• What to do
Reproduce exactly the lines from the one that holds "What data populates" through the last line of the entries, both ends included, but not the pictures.

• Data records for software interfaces
• • • • •

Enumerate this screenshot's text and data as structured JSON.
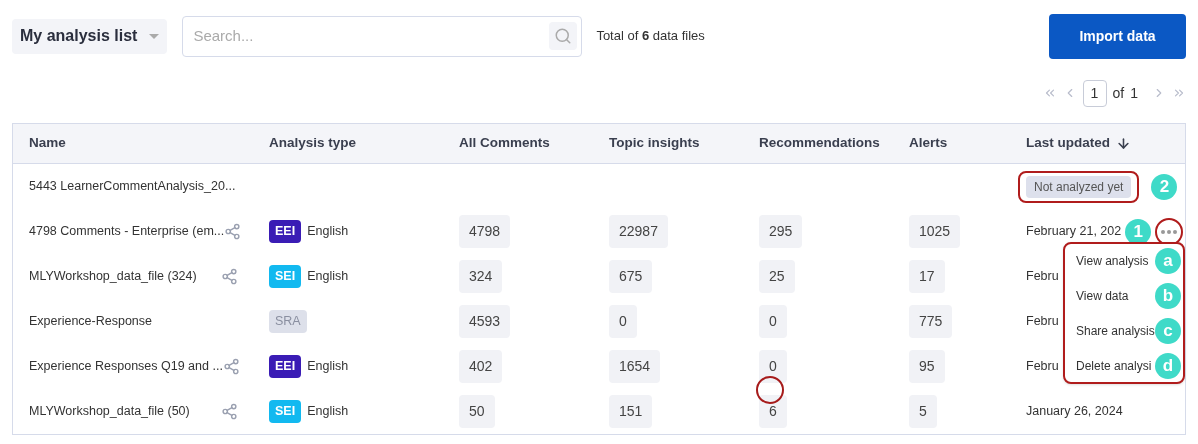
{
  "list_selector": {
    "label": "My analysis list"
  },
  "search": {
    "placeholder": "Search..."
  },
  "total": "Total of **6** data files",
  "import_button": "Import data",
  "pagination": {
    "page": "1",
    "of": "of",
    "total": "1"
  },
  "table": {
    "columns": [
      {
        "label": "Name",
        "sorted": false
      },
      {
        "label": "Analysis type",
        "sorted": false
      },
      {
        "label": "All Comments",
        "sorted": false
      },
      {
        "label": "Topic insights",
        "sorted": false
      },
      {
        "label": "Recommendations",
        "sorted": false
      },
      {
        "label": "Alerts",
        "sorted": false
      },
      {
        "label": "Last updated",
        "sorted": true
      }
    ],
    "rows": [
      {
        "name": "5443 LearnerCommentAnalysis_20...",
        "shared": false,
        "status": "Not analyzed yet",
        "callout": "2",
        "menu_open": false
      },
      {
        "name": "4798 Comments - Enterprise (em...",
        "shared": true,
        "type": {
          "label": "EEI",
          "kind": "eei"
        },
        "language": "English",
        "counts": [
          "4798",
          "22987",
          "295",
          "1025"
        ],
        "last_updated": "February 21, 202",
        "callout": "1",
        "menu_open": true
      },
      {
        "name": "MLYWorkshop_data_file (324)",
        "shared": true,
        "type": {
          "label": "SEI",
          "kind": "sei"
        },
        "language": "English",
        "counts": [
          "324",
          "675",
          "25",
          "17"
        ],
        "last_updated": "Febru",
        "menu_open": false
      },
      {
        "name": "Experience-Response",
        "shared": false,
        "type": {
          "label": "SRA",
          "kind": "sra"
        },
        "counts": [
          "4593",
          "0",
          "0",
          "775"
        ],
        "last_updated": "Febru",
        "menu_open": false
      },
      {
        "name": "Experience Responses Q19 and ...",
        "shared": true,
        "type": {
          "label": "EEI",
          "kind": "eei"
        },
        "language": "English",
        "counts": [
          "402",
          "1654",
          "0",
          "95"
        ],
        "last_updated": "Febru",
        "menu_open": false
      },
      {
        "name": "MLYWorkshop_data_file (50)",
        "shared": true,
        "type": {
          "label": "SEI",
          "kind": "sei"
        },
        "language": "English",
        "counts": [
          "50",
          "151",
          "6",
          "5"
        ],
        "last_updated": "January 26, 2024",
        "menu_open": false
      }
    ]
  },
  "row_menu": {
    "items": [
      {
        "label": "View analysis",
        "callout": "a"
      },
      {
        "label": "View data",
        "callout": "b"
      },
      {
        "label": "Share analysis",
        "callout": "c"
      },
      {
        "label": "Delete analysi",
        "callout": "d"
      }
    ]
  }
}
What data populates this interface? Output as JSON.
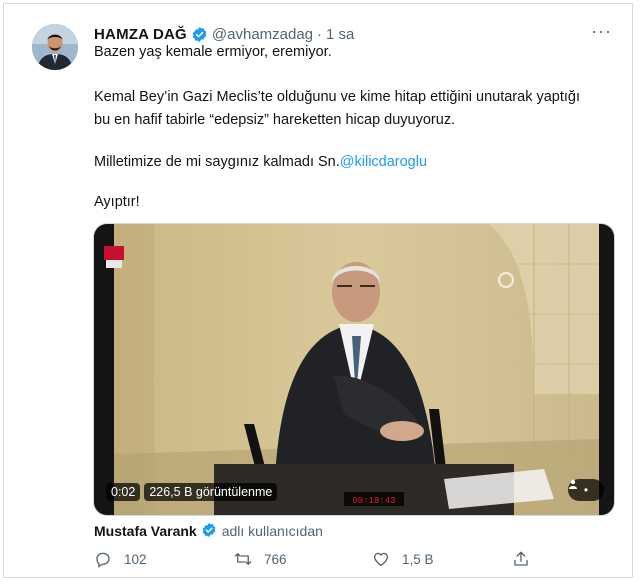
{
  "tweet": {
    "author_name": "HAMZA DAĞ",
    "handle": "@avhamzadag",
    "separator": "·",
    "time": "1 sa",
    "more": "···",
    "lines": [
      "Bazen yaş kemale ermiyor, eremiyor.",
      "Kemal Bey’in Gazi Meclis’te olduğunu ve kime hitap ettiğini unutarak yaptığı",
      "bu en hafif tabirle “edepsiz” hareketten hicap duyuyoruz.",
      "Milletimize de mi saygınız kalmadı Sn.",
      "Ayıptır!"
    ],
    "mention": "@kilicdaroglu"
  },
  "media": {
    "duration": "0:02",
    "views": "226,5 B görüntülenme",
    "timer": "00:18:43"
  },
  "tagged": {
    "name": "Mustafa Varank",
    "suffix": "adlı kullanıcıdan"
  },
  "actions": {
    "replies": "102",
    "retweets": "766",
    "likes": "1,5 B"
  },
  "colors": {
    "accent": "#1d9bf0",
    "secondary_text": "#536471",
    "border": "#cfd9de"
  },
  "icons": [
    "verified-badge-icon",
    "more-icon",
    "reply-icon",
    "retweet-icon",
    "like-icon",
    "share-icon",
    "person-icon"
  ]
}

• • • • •

• Output of the task
What data populates this interface? Output as JSON.
{
  "tweet": {
    "author_name": "HAMZA DAĞ",
    "handle": "@avhamzadag",
    "separator": "·",
    "time": "1 sa",
    "more": "···",
    "lines": [
      "Bazen yaş kemale ermiyor, eremiyor.",
      "Kemal Bey’in Gazi Meclis’te olduğunu ve kime hitap ettiğini unutarak yaptığı",
      "bu en hafif tabirle “edepsiz” hareketten hicap duyuyoruz.",
      "Milletimize de mi saygınız kalmadı Sn.",
      "Ayıptır!"
    ],
    "mention": "@kilicdaroglu"
  },
  "media": {
    "duration": "0:02",
    "views": "226,5 B görüntülenme",
    "timer": "00:18:43"
  },
  "tagged": {
    "name": "Mustafa Varank",
    "suffix": "adlı kullanıcıdan"
  },
  "actions": {
    "replies": "102",
    "retweets": "766",
    "likes": "1,5 B"
  },
  "colors": {
    "accent": "#1d9bf0",
    "secondary_text": "#536471",
    "border": "#cfd9de"
  },
  "icons": [
    "verified-badge-icon",
    "more-icon",
    "reply-icon",
    "retweet-icon",
    "like-icon",
    "share-icon",
    "person-icon"
  ]
}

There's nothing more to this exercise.